Artificial Intelligence (AI) is redefining the terrain and boundaries of oncology, presenting the new and exciting potential for bettering cancer patient care. Furthermore, tumors of the breast, lung, and prostate are the specific cancer kinds that benefit the most from AI-based devices.
To know more about AI, let’s dig in deeper!
MANAGING LARGE DATA AND INFORMATION:
Biomedical extensive data, along with machines’ ability to learn and solve problems, has assured that AI is now playing a significant role in biomedicine and, in particular, cancer research. Indeed, big data and AI complement one other, as AI learns how to do jobs like identifying patient groups, anticipating illness development, and generating adaptive therapy recommendations from extensive data. Despite the growing promise of combination therapy, AI and big data have the potential to fathom and overcome issues like the reliability of biomarkers and genetic information, potential disparities in patient populations, and limited understanding of side effects.
FAST MULTI-PARAMETER OPTIMISATION:
The highly complex equations in cancer diagnosis are optimized using AI, and it is not a simple task. Often, you won’t satisfy all of the limits, so you’ll have to figure out the slightest breach you can make while still giving the patient the correct dose. Adaptive Intelligence blends artificial Intelligence and other methods with knowledge of the clinical, operational, or personal context in which they are employed to solve problems faster and with fewer iterations. You don’t need to reapprove a plan, and you don’t need a lot of iterations as AI meets the Quadruple Aim. There is also a substantial benefit for hospitals as a whole. Because you’re treating people faster, the patient result is better.
If we removed the scarcity of pharmaceuticals available for all patients and their overall efficiency, AI in precision medicine would have limitless possibilities. There are only a few of these projects, and this type of study is still in its early stages. Only AI seems to have produced a solid outcome that has led to the advancement of a medication candidate into phase II of a clinical trial. Thus, proving its worth in the limitless world.

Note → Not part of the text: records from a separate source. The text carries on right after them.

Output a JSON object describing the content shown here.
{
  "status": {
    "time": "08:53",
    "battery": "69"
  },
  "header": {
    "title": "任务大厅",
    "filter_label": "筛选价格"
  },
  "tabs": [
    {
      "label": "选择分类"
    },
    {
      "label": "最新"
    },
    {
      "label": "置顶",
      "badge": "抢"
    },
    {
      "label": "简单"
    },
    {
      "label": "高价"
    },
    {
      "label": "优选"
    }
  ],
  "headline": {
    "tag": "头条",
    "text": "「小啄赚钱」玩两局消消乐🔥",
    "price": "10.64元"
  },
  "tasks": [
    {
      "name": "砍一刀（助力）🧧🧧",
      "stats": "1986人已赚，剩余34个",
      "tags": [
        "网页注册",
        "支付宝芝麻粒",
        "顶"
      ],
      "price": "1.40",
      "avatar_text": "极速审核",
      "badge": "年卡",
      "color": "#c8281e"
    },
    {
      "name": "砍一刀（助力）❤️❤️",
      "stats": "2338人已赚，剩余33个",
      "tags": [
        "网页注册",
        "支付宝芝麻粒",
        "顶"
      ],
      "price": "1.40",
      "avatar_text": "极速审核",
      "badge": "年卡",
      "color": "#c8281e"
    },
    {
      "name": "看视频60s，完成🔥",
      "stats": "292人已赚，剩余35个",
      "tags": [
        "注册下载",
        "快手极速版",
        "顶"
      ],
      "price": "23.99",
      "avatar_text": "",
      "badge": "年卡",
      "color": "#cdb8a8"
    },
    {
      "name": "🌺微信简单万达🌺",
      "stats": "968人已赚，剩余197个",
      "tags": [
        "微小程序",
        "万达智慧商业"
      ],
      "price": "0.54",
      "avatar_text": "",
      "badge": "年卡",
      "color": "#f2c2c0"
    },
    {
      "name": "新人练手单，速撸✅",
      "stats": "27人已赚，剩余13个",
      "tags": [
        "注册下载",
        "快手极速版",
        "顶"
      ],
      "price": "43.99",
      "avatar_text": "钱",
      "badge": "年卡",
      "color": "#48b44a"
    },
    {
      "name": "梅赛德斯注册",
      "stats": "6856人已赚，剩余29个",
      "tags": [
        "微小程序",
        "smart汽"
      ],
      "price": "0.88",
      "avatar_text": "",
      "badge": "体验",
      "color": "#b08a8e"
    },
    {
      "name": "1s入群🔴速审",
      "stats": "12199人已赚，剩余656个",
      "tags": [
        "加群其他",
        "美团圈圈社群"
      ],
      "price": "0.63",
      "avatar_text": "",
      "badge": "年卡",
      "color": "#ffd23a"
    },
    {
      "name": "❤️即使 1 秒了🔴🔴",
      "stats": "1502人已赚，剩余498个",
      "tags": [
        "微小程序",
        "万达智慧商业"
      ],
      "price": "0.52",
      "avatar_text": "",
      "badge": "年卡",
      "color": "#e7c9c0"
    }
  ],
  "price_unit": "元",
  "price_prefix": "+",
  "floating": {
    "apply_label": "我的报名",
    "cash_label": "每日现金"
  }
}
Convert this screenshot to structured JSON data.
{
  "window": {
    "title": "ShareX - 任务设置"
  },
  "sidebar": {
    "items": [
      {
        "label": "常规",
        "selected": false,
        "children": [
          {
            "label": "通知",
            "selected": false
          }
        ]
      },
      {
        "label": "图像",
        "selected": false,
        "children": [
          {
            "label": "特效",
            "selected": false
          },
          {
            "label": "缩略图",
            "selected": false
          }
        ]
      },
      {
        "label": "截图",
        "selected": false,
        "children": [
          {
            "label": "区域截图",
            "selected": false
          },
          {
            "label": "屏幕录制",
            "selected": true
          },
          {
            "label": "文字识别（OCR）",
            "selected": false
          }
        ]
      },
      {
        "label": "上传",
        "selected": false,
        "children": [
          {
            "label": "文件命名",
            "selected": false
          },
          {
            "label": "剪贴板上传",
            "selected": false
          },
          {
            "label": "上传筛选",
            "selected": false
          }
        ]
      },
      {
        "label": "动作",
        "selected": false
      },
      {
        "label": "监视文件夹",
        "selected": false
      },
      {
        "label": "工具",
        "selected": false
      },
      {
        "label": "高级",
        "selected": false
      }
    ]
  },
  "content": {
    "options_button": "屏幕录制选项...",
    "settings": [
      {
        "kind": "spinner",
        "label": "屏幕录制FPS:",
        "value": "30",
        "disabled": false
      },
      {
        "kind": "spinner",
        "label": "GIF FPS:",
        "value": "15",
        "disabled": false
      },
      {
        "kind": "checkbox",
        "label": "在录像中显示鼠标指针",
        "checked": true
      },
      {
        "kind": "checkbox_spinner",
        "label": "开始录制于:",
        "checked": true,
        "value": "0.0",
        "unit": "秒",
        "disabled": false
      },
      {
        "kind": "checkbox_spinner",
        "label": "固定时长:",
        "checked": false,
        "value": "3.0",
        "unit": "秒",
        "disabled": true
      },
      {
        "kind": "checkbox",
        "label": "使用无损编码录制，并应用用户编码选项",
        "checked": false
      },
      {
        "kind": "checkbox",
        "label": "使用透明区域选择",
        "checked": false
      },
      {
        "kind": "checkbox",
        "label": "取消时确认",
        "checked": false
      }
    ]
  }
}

Drug development costs millions of dollars, particularly for cancer medicines, and can take ten or fifteen years. As a result, biotech and healthcare organizations are increasingly turning to AI for faster and smarter clinical studies. The pharmaceutical sector may use AI-enabled clinical trials to uncover new cancer medicines and bring them to market faster. Clinicians are thus using AI, machine learning, and genetic data to find medications more quickly to use and build effective cancer therapies in days.
DEVELOPING BEST CANCER DIAGNOSTIC TOOLS:
Clinical procedures like ultrasonography, X-ray, Computed Tomography (CT), and Magnetic Resonance Imaging (MRI) have traditionally been used to detect malignancies. However, these methods are unable to detect several malignancies. Microarray gene profiles analysis is an alternate method. Does it appear to be difficult? Cancer can be discovered by analyzing the degree to which specific genes are expressed using exceedingly small amounts of genetic material.
Consider how quickly this analysis may be completed with the help of AI. Artificial Intelligence does play a significant impact here. In reality, artificial intelligence plays a key role here, as evidenced by studies from 2001 and 2003. Researchers are now employing Cascaded Neural Networks to categorize cancer using cutting-edge approaches like Gene Masking.
INDIVIDUAL CANCER THERAPY:
Until now, the standard of care for cancer treatment was to apply the same “cut-burned poison” strategy to all patients. However, because each patient’s cancer is unique, no two patients can be treated differently. It means that each person needs individualized cancer care and treatment, and AI can help. For example, AI transforms how patients with lung cancer receive radiation therapy today. It uses machine learning and electronic health records data to create a data-driven, tailored radiation dose for each patient during cancer treatment. As a result, we can argue that Artificial Intelligence can help doctors personalize treatment programs for each cancer patient individually.
Overall, AI has an increasing impact across all scientific domains, including cancer and related fields. As previously mentioned, AI is currently being used in oncology clinical practice, but more work is needed to allow AI to reach its full potential. Thus, now it’s the need for immediate comprehension of the importance of all neoplasms, particularly rare tumors, and the ongoing support to help in its prevention at the earliest.